Scan the entries below and count the lines holding the string "CAMPOS". Supply only the number.

▸ **SOURCE MATERIAL**
● ● ●

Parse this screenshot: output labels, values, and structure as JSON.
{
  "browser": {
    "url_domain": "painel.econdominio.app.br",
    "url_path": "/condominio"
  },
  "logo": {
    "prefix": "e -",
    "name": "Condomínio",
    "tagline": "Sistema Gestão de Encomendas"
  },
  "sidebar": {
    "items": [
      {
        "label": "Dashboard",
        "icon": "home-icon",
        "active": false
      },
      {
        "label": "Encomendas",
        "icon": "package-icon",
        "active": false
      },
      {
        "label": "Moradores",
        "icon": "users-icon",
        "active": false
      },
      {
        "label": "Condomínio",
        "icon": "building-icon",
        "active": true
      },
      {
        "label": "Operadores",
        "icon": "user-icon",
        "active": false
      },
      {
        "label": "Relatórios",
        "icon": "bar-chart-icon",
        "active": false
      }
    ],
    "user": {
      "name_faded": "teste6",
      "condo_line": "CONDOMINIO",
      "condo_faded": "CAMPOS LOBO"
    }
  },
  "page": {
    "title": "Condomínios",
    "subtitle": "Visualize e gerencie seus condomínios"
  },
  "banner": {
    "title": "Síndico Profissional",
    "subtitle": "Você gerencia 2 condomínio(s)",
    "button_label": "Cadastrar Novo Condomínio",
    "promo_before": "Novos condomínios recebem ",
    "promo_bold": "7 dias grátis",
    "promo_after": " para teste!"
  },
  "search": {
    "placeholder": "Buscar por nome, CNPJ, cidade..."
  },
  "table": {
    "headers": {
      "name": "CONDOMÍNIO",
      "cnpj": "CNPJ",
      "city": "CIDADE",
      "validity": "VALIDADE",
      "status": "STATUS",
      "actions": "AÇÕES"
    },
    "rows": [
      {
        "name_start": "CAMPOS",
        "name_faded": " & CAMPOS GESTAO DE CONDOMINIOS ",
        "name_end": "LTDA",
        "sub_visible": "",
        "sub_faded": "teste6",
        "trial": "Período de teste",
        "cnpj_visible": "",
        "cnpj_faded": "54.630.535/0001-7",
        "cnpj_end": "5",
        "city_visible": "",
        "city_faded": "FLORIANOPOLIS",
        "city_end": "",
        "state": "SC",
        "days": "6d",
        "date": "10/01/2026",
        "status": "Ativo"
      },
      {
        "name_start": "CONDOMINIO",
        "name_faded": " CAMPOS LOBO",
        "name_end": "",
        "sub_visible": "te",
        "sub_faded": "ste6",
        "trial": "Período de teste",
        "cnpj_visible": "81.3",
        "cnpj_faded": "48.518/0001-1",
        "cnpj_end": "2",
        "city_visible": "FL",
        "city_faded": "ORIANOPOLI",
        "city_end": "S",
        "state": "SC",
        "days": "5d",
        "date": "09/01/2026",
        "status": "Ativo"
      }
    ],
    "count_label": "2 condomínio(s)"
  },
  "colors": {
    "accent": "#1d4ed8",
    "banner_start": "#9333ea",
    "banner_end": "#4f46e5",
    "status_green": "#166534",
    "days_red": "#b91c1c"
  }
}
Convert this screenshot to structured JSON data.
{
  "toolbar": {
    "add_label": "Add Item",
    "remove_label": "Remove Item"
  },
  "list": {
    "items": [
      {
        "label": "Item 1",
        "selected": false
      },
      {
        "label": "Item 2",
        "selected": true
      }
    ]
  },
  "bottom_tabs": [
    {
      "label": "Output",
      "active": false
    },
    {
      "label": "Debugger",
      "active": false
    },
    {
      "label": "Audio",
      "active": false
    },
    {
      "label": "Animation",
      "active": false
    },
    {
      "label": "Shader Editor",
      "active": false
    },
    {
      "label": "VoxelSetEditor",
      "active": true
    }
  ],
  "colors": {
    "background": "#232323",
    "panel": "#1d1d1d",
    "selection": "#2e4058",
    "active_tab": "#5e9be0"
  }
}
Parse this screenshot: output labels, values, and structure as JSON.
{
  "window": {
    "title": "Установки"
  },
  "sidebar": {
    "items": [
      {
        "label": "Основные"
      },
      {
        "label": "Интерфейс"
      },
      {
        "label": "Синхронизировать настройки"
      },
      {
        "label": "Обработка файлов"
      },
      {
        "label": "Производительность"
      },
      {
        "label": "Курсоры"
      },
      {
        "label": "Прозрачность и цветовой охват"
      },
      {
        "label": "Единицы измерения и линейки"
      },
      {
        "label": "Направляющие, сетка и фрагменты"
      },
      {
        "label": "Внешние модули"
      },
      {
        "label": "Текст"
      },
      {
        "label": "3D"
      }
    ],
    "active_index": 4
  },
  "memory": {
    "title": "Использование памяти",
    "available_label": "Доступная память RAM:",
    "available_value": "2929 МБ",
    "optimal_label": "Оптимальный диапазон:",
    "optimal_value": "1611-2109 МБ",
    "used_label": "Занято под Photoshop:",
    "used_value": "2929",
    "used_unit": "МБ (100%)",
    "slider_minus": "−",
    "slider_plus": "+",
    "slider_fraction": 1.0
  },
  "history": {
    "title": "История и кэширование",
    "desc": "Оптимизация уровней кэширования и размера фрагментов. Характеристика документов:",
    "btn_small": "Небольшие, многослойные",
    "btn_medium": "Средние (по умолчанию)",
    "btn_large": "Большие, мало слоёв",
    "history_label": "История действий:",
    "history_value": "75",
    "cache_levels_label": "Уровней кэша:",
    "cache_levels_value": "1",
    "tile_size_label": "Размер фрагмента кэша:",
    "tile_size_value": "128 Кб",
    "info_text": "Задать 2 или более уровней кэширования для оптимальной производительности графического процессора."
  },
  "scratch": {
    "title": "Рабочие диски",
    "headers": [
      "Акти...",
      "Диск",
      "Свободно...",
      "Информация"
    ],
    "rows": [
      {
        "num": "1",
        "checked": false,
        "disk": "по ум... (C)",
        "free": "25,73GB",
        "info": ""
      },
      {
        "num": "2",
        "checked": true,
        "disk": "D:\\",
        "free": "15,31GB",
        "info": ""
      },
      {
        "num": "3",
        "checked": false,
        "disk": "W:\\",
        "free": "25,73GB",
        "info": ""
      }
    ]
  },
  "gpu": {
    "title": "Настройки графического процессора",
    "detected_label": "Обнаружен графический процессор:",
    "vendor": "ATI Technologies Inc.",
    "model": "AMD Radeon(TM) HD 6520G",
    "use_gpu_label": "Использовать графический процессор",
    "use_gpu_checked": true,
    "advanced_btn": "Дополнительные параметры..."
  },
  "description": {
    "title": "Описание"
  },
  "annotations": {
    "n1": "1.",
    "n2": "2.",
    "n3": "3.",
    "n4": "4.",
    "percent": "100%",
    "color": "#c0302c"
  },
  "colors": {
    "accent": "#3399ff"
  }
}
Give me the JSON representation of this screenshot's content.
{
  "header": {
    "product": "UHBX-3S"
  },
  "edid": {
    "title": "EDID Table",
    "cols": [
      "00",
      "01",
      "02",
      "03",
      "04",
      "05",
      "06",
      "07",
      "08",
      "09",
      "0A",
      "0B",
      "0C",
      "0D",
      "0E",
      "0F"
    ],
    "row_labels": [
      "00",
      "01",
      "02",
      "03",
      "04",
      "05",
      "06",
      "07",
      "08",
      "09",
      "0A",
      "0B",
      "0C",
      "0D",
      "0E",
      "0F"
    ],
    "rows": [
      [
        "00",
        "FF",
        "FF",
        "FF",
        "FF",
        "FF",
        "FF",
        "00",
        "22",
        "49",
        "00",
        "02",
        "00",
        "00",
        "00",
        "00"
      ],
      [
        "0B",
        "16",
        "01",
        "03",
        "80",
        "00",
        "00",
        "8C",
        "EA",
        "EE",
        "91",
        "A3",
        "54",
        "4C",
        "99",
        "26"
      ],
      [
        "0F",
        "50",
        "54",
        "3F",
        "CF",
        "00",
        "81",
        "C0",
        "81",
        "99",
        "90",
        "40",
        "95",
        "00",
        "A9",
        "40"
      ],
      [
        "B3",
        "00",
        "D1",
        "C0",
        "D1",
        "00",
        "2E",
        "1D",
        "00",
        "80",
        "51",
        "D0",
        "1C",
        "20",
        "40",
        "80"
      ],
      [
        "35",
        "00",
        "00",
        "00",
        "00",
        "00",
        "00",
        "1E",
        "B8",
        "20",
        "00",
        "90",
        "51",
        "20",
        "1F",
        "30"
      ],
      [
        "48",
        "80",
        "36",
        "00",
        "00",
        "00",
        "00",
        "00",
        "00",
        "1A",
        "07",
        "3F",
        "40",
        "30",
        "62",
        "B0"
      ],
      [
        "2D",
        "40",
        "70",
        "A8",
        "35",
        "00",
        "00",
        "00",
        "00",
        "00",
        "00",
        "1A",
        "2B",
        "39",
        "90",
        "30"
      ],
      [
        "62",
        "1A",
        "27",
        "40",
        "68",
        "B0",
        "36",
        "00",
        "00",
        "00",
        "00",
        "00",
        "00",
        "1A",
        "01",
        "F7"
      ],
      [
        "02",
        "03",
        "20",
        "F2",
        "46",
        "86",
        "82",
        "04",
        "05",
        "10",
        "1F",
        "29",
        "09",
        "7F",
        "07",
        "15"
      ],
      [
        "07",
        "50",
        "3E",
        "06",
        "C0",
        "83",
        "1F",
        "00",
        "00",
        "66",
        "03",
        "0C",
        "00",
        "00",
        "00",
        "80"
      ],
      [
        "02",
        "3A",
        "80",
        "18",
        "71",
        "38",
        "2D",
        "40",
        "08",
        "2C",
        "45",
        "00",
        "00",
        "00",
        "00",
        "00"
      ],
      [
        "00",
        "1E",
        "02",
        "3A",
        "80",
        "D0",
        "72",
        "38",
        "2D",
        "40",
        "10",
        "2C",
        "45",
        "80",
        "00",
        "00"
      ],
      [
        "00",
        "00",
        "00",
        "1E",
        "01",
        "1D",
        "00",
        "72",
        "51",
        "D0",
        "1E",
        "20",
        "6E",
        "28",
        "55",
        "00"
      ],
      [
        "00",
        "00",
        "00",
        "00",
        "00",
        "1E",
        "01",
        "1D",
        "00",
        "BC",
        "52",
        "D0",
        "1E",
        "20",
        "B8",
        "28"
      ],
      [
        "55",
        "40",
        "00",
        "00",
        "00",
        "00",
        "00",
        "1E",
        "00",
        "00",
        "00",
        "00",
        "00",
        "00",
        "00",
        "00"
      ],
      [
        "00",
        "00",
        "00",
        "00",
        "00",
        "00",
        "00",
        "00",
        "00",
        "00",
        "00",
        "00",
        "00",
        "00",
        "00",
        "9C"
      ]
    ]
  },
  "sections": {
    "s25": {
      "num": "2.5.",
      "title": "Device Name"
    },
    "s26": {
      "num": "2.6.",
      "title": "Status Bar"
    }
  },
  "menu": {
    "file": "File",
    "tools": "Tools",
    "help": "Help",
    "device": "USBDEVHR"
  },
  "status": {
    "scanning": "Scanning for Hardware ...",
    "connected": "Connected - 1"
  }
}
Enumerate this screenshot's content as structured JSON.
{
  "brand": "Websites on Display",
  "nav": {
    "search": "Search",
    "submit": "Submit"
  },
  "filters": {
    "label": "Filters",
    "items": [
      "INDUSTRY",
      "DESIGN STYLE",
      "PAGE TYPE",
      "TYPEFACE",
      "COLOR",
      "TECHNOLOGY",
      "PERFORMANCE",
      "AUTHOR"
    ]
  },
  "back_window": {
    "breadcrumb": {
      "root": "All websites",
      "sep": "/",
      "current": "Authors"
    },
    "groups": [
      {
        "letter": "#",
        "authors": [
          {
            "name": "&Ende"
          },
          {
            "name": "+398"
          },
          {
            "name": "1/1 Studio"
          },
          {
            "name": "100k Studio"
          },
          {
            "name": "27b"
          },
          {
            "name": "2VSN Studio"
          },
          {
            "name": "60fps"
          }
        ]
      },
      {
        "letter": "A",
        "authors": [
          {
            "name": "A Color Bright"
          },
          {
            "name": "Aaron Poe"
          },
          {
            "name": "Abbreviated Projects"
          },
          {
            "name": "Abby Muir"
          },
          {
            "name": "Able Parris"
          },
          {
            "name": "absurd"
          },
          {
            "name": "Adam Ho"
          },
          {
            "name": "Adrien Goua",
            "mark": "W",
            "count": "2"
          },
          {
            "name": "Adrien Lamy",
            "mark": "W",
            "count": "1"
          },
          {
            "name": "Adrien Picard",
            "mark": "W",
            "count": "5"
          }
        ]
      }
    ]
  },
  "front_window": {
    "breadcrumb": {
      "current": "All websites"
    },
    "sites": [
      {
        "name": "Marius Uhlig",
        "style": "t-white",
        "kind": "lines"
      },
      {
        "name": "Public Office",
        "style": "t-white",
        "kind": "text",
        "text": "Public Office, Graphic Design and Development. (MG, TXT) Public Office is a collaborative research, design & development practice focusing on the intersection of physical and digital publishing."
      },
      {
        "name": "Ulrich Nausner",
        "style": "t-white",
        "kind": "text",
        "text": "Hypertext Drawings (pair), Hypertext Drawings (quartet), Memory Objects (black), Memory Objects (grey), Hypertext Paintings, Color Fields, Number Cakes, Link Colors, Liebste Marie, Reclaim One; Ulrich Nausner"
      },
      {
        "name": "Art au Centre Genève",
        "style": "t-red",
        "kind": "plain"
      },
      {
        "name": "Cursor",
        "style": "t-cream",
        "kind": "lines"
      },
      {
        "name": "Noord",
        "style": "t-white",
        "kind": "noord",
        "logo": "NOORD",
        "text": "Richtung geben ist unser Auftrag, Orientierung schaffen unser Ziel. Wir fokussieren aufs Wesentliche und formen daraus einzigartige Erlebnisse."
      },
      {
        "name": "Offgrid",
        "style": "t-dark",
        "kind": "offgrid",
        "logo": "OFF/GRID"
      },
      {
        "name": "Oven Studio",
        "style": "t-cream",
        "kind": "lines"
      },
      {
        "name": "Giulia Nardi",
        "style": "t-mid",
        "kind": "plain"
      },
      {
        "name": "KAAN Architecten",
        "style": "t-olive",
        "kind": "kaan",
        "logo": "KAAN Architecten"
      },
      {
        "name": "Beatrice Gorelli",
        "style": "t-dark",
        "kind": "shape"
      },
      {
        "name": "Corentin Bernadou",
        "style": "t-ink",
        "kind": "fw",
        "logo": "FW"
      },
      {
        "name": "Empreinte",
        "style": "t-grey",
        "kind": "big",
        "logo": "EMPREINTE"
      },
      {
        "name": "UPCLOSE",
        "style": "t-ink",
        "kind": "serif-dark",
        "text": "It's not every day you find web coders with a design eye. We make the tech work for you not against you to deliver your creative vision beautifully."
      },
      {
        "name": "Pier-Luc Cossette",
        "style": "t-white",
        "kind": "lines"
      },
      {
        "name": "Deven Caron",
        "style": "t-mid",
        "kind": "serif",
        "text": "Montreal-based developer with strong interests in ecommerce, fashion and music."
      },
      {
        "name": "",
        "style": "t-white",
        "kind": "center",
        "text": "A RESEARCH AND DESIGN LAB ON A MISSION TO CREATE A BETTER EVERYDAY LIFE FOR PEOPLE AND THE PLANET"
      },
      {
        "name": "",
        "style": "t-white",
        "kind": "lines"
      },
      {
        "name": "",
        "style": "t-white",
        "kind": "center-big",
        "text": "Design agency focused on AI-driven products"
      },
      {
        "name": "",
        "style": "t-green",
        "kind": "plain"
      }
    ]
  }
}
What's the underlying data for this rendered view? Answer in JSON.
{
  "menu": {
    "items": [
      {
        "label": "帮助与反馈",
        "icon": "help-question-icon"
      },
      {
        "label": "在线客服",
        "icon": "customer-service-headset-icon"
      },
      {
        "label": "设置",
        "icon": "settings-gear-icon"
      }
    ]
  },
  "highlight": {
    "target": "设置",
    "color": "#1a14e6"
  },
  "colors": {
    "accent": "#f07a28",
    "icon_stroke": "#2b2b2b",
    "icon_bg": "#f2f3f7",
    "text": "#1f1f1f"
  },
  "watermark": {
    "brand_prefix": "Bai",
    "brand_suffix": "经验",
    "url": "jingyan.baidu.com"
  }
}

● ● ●

▸ **OUTPUT BELOW**
4